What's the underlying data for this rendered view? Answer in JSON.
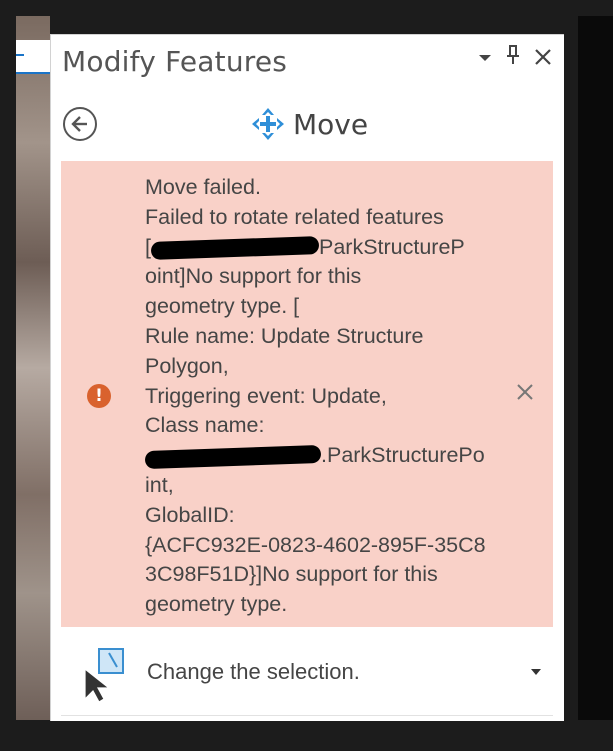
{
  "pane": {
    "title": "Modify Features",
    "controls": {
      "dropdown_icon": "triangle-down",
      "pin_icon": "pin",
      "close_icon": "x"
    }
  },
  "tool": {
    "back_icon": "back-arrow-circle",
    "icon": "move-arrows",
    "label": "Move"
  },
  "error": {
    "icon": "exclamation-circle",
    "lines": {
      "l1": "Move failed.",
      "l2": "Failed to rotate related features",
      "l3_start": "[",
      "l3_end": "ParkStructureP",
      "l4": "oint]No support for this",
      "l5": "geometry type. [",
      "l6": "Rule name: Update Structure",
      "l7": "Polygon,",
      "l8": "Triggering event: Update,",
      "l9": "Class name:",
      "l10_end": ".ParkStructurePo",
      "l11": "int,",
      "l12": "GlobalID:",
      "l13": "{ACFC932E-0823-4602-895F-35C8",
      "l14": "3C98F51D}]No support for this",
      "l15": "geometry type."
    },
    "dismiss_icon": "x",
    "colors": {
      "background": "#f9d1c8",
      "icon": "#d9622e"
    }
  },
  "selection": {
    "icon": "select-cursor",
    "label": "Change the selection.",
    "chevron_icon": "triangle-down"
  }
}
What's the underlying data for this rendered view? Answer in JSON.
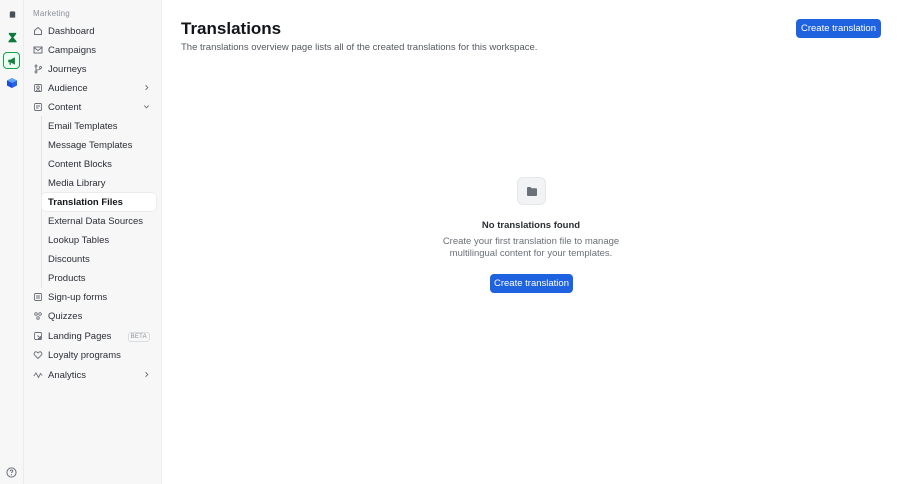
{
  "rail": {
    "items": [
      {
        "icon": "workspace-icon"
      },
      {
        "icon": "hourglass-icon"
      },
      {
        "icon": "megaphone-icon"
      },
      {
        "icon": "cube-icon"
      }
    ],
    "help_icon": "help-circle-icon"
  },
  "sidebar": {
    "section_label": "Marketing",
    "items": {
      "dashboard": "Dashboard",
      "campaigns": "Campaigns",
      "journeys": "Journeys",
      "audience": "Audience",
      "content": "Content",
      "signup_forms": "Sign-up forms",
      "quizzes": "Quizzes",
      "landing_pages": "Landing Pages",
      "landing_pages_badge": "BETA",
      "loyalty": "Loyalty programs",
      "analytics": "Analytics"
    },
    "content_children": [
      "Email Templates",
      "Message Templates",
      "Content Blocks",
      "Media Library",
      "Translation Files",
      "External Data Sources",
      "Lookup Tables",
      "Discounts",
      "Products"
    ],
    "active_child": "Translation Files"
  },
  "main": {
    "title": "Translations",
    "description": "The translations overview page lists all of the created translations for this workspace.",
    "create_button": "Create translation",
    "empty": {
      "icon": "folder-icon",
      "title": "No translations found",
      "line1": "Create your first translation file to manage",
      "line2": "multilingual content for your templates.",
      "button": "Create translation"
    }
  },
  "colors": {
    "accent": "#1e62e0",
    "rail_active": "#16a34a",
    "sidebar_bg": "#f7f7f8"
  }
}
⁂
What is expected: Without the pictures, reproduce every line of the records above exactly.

Finished exercise:
What's the underlying data for this rendered view? Answer in JSON.
{
  "pane": {
    "title": "Modify Features",
    "controls": {
      "dropdown_icon": "triangle-down",
      "pin_icon": "pin",
      "close_icon": "x"
    }
  },
  "tool": {
    "back_icon": "back-arrow-circle",
    "icon": "move-arrows",
    "label": "Move"
  },
  "error": {
    "icon": "exclamation-circle",
    "lines": {
      "l1": "Move failed.",
      "l2": "Failed to rotate related features",
      "l3_start": "[",
      "l3_end": "ParkStructureP",
      "l4": "oint]No support for this",
      "l5": "geometry type. [",
      "l6": "Rule name: Update Structure",
      "l7": "Polygon,",
      "l8": "Triggering event: Update,",
      "l9": "Class name:",
      "l10_end": ".ParkStructurePo",
      "l11": "int,",
      "l12": "GlobalID:",
      "l13": "{ACFC932E-0823-4602-895F-35C8",
      "l14": "3C98F51D}]No support for this",
      "l15": "geometry type."
    },
    "dismiss_icon": "x",
    "colors": {
      "background": "#f9d1c8",
      "icon": "#d9622e"
    }
  },
  "selection": {
    "icon": "select-cursor",
    "label": "Change the selection.",
    "chevron_icon": "triangle-down"
  }
}
What's the underlying data for this rendered view? Answer in JSON.
{
  "rail": {
    "items": [
      {
        "icon": "workspace-icon"
      },
      {
        "icon": "hourglass-icon"
      },
      {
        "icon": "megaphone-icon"
      },
      {
        "icon": "cube-icon"
      }
    ],
    "help_icon": "help-circle-icon"
  },
  "sidebar": {
    "section_label": "Marketing",
    "items": {
      "dashboard": "Dashboard",
      "campaigns": "Campaigns",
      "journeys": "Journeys",
      "audience": "Audience",
      "content": "Content",
      "signup_forms": "Sign-up forms",
      "quizzes": "Quizzes",
      "landing_pages": "Landing Pages",
      "landing_pages_badge": "BETA",
      "loyalty": "Loyalty programs",
      "analytics": "Analytics"
    },
    "content_children": [
      "Email Templates",
      "Message Templates",
      "Content Blocks",
      "Media Library",
      "Translation Files",
      "External Data Sources",
      "Lookup Tables",
      "Discounts",
      "Products"
    ],
    "active_child": "Translation Files"
  },
  "main": {
    "title": "Translations",
    "description": "The translations overview page lists all of the created translations for this workspace.",
    "create_button": "Create translation",
    "empty": {
      "icon": "folder-icon",
      "title": "No translations found",
      "line1": "Create your first translation file to manage",
      "line2": "multilingual content for your templates.",
      "button": "Create translation"
    }
  },
  "colors": {
    "accent": "#1e62e0",
    "rail_active": "#16a34a",
    "sidebar_bg": "#f7f7f8"
  }
}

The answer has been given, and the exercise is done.